Instructions to follow - Print the full listing below exactly, keeping every character as it stands.

Entries shown -
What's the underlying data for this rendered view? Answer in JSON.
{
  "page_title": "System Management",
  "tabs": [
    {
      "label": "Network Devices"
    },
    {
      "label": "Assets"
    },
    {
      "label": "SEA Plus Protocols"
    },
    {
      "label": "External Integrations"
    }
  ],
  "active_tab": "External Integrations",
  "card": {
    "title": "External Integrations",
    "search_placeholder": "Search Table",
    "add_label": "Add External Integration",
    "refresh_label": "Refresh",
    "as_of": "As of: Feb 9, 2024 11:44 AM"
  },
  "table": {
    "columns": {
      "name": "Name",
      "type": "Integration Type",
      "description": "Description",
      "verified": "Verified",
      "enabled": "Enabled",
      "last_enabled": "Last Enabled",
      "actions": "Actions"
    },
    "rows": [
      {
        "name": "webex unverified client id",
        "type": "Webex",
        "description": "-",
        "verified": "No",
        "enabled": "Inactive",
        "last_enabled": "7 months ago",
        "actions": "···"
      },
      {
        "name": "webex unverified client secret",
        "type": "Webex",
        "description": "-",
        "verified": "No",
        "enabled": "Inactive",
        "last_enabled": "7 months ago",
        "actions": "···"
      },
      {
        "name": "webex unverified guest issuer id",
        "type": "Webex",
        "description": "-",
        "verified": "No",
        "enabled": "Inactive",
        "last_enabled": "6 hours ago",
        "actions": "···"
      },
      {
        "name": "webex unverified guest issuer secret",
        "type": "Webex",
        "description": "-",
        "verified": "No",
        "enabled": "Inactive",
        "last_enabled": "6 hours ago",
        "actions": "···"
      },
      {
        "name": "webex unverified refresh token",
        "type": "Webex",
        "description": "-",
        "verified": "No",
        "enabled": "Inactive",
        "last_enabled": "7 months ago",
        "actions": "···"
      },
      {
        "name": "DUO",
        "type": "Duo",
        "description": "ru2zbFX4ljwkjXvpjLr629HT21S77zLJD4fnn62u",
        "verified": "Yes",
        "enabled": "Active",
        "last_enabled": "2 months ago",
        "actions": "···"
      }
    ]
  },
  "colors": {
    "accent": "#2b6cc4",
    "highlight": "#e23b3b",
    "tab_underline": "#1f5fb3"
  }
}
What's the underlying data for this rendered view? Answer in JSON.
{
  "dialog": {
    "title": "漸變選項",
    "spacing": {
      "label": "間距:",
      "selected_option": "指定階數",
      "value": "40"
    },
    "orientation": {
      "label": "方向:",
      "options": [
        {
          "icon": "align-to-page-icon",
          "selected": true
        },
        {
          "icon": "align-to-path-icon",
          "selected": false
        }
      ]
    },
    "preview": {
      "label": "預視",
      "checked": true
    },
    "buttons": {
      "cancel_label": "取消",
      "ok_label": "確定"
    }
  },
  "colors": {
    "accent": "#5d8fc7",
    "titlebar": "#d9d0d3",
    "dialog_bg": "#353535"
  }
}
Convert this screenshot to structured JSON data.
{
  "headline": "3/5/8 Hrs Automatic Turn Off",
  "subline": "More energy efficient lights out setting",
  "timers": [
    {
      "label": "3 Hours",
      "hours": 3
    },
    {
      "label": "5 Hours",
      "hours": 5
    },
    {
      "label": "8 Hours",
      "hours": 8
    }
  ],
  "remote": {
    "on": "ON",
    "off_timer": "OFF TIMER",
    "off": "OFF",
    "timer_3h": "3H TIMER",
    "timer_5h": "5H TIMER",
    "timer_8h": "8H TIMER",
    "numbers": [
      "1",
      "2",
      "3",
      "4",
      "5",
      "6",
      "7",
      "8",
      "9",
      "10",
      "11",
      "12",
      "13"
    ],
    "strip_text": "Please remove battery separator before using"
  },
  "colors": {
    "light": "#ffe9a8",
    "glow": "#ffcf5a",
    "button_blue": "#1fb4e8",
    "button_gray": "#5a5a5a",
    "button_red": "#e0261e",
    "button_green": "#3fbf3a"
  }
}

Response to the exercise -
What's the underlying data for this rendered view? Answer in JSON.
{
  "page_title": "System Management",
  "tabs": [
    {
      "label": "Network Devices"
    },
    {
      "label": "Assets"
    },
    {
      "label": "SEA Plus Protocols"
    },
    {
      "label": "External Integrations"
    }
  ],
  "active_tab": "External Integrations",
  "card": {
    "title": "External Integrations",
    "search_placeholder": "Search Table",
    "add_label": "Add External Integration",
    "refresh_label": "Refresh",
    "as_of": "As of: Feb 9, 2024 11:44 AM"
  },
  "table": {
    "columns": {
      "name": "Name",
      "type": "Integration Type",
      "description": "Description",
      "verified": "Verified",
      "enabled": "Enabled",
      "last_enabled": "Last Enabled",
      "actions": "Actions"
    },
    "rows": [
      {
        "name": "webex unverified client id",
        "type": "Webex",
        "description": "-",
        "verified": "No",
        "enabled": "Inactive",
        "last_enabled": "7 months ago",
        "actions": "···"
      },
      {
        "name": "webex unverified client secret",
        "type": "Webex",
        "description": "-",
        "verified": "No",
        "enabled": "Inactive",
        "last_enabled": "7 months ago",
        "actions": "···"
      },
      {
        "name": "webex unverified guest issuer id",
        "type": "Webex",
        "description": "-",
        "verified": "No",
        "enabled": "Inactive",
        "last_enabled": "6 hours ago",
        "actions": "···"
      },
      {
        "name": "webex unverified guest issuer secret",
        "type": "Webex",
        "description": "-",
        "verified": "No",
        "enabled": "Inactive",
        "last_enabled": "6 hours ago",
        "actions": "···"
      },
      {
        "name": "webex unverified refresh token",
        "type": "Webex",
        "description": "-",
        "verified": "No",
        "enabled": "Inactive",
        "last_enabled": "7 months ago",
        "actions": "···"
      },
      {
        "name": "DUO",
        "type": "Duo",
        "description": "ru2zbFX4ljwkjXvpjLr629HT21S77zLJD4fnn62u",
        "verified": "Yes",
        "enabled": "Active",
        "last_enabled": "2 months ago",
        "actions": "···"
      }
    ]
  },
  "colors": {
    "accent": "#2b6cc4",
    "highlight": "#e23b3b",
    "tab_underline": "#1f5fb3"
  }
}
What's the underlying data for this rendered view? Answer in JSON.
{
  "dialog": {
    "title": "漸變選項",
    "spacing": {
      "label": "間距:",
      "selected_option": "指定階數",
      "value": "40"
    },
    "orientation": {
      "label": "方向:",
      "options": [
        {
          "icon": "align-to-page-icon",
          "selected": true
        },
        {
          "icon": "align-to-path-icon",
          "selected": false
        }
      ]
    },
    "preview": {
      "label": "預視",
      "checked": true
    },
    "buttons": {
      "cancel_label": "取消",
      "ok_label": "確定"
    }
  },
  "colors": {
    "accent": "#5d8fc7",
    "titlebar": "#d9d0d3",
    "dialog_bg": "#353535"
  }
}
Convert this screenshot to structured JSON data.
{
  "headline": "3/5/8 Hrs Automatic Turn Off",
  "subline": "More energy efficient lights out setting",
  "timers": [
    {
      "label": "3 Hours",
      "hours": 3
    },
    {
      "label": "5 Hours",
      "hours": 5
    },
    {
      "label": "8 Hours",
      "hours": 8
    }
  ],
  "remote": {
    "on": "ON",
    "off_timer": "OFF TIMER",
    "off": "OFF",
    "timer_3h": "3H TIMER",
    "timer_5h": "5H TIMER",
    "timer_8h": "8H TIMER",
    "numbers": [
      "1",
      "2",
      "3",
      "4",
      "5",
      "6",
      "7",
      "8",
      "9",
      "10",
      "11",
      "12",
      "13"
    ],
    "strip_text": "Please remove battery separator before using"
  },
  "colors": {
    "light": "#ffe9a8",
    "glow": "#ffcf5a",
    "button_blue": "#1fb4e8",
    "button_gray": "#5a5a5a",
    "button_red": "#e0261e",
    "button_green": "#3fbf3a"
  }
}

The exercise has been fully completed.